These included; the Host Government Agreement, the Shareholders Agreement and the Tariff and Transport Agreement. With the agreements now in place, the government and oil company executives said approval and award of contracts for the engineering, procurement and construction to contractors would begin in earnest.

In June, this year, TotalEnergies EP Uganda signed conditional letters of award for the main surface facilities for engineering, procurement, supply, construction and commissioning (EPSCC) as well as five drilling packages for the Tilenga project located in Nwoya and Buliisa Districts.

The awards went to a consortium comprising CB&I UK Limited (a McDermott Company) and Sinopec International Petroleum Service Corporation (SINOPEC) for the engineering, procurement, supply; construction and commissioning (EPSCC) of the Central Processing Facility (CPF), flowlines, and other associated surface facilities. Other firms that have received contracts include; Schlumberger Oilfield Eastern Limited for three well engineering packages; Vallourec Oil and Gas France and ZPEB Uganda Co. Limited.
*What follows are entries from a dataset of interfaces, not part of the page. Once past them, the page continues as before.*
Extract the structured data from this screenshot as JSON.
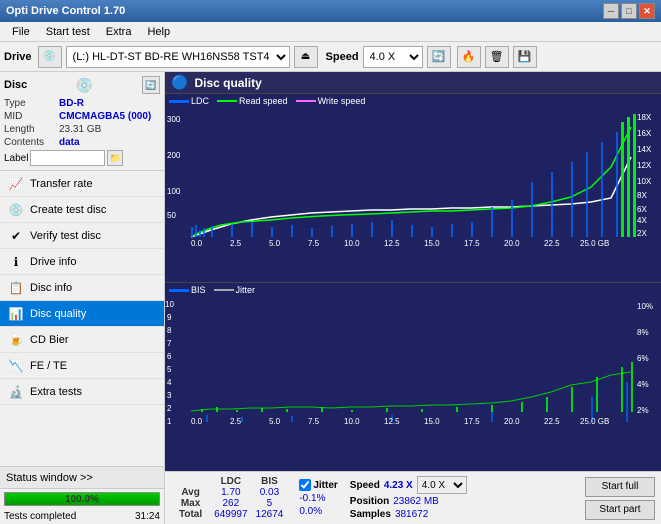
{
  "titleBar": {
    "title": "Opti Drive Control 1.70",
    "controls": [
      "minimize",
      "maximize",
      "close"
    ]
  },
  "menuBar": {
    "items": [
      "File",
      "Start test",
      "Extra",
      "Help"
    ]
  },
  "driveToolbar": {
    "driveLabel": "Drive",
    "driveValue": "(L:)  HL-DT-ST BD-RE  WH16NS58 TST4",
    "speedLabel": "Speed",
    "speedValue": "4.0 X"
  },
  "discInfo": {
    "header": "Disc",
    "type": {
      "label": "Type",
      "value": "BD-R"
    },
    "mid": {
      "label": "MID",
      "value": "CMCMAGBA5 (000)"
    },
    "length": {
      "label": "Length",
      "value": "23.31 GB"
    },
    "contents": {
      "label": "Contents",
      "value": "data"
    },
    "labelField": {
      "label": "Label",
      "value": ""
    }
  },
  "navItems": [
    {
      "id": "transfer-rate",
      "label": "Transfer rate",
      "icon": "📈"
    },
    {
      "id": "create-test-disc",
      "label": "Create test disc",
      "icon": "💿"
    },
    {
      "id": "verify-test-disc",
      "label": "Verify test disc",
      "icon": "✔"
    },
    {
      "id": "drive-info",
      "label": "Drive info",
      "icon": "ℹ"
    },
    {
      "id": "disc-info",
      "label": "Disc info",
      "icon": "📋"
    },
    {
      "id": "disc-quality",
      "label": "Disc quality",
      "icon": "📊",
      "active": true
    },
    {
      "id": "cd-bier",
      "label": "CD Bier",
      "icon": "🍺"
    },
    {
      "id": "fe-te",
      "label": "FE / TE",
      "icon": "📉"
    },
    {
      "id": "extra-tests",
      "label": "Extra tests",
      "icon": "🔬"
    }
  ],
  "statusWindow": {
    "label": "Status window >>"
  },
  "progress": {
    "value": 100,
    "text": "100.0%"
  },
  "statusText": {
    "left": "Tests completed",
    "right": "31:24"
  },
  "chartHeader": {
    "title": "Disc quality",
    "icon": "🔵"
  },
  "topChart": {
    "legend": [
      {
        "label": "LDC",
        "color": "#0000ff"
      },
      {
        "label": "Read speed",
        "color": "#00ff00"
      },
      {
        "label": "Write speed",
        "color": "#ff00ff"
      }
    ],
    "yMax": 300,
    "yLabels": [
      "300",
      "200",
      "100",
      "50"
    ],
    "rightLabels": [
      "18X",
      "16X",
      "14X",
      "12X",
      "10X",
      "8X",
      "6X",
      "4X",
      "2X"
    ],
    "xLabels": [
      "0.0",
      "2.5",
      "5.0",
      "7.5",
      "10.0",
      "12.5",
      "15.0",
      "17.5",
      "20.0",
      "22.5",
      "25.0 GB"
    ]
  },
  "bottomChart": {
    "legend": [
      {
        "label": "BIS",
        "color": "#0000ff"
      },
      {
        "label": "Jitter",
        "color": "#888888"
      }
    ],
    "yMax": 10,
    "yLabels": [
      "10",
      "9",
      "8",
      "7",
      "6",
      "5",
      "4",
      "3",
      "2",
      "1"
    ],
    "rightLabels": [
      "10%",
      "8%",
      "6%",
      "4%",
      "2%"
    ],
    "xLabels": [
      "0.0",
      "2.5",
      "5.0",
      "7.5",
      "10.0",
      "12.5",
      "15.0",
      "17.5",
      "20.0",
      "22.5",
      "25.0 GB"
    ]
  },
  "stats": {
    "headers": [
      "",
      "LDC",
      "BIS",
      "",
      "Jitter",
      "Speed",
      ""
    ],
    "avg": {
      "label": "Avg",
      "ldc": "1.70",
      "bis": "0.03",
      "jitter": "-0.1%"
    },
    "max": {
      "label": "Max",
      "ldc": "262",
      "bis": "5",
      "jitter": "0.0%"
    },
    "total": {
      "label": "Total",
      "ldc": "649997",
      "bis": "12674"
    }
  },
  "speedInfo": {
    "speedLabel": "Speed",
    "speedValue": "4.23 X",
    "speedSelect": "4.0 X",
    "positionLabel": "Position",
    "positionValue": "23862 MB",
    "samplesLabel": "Samples",
    "samplesValue": "381672"
  },
  "buttons": {
    "startFull": "Start full",
    "startPart": "Start part"
  },
  "jitter": {
    "checked": true,
    "label": "Jitter"
  }
}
“Thanks to this first step, the Tilenga project development phase has a target to achieve first oil in 43 months. All the companies will deploy their years of expertise and best-in-class technology to delivering the project while also ensuring sustainable value retention in the economy through promotion of national content,” said Pierre Jessua, TotalEnergies EP Uganda’s immediate former General Manager.

Groueix says the signing of those agreements have paved the way for a change of pace in the Lake Albert Development Project. He says, in the case of Uganda, he awaits the “last piece of the puzzle.”

These include; the outstanding joint venture approvals and the passing of the enabling legislation (EACOP) bill, Public Finance Management bill and the Income Tax Amendment bill that is before Parliament. Across in Tanzania, he is also waiting for the passing of the corresponding EACOP enabling legislation in Tanzania.

“We have acquired 100% of the land needed for the construction of the Tilenga Industrial Area, and signed a number of CLOAs (conditional letters of award) with the main EPC contractor and various drilling packages which enabled us to start early works and site preparation activities,” he said.

“We are now moving to land acquisition for sites outside the industrial area including compensation of project affected persons under resettlement action plans.” Groueix says this will enable them have access to the land needed for the construction of well pads, feeder pipelines, access roads and other infrastructure.

He says the common objective for both the upstream projects and the EACOP is to maintain an aligned schedule between the upstream projects (Tilenga and Kingfisher) and the midstream (EACOP) to achieve first oil, targeted for 2025.

Groueix says TotalEnergies is focused on ensuring the maximization of use of Ugandan national content, based on three pillars—local companies providing goods and services capacity enhancement including training and technology transfer.

Going forward, Groueix says TotalEnergies is committed to progressing the detailed engineering and execute the procurement of long lead items, progress land acquisition and various activities including implementation of various environmental and social management plans.

“We have also ramped up recruitment activities which will be complemented by knowledge transfer from some of the experts within TotalEnergies that will be deployed from around the world to support the development of the project.”

“We have about 700 Ugandans working directly or indirectly on the projects and are based both locally and internationally. Some of our national content initiatives include welder and heavy goods driver trainings, supplier development workshops, industry enhancement centre development.”


Leave a Reply

Your email address will not be published. Required fields are marked *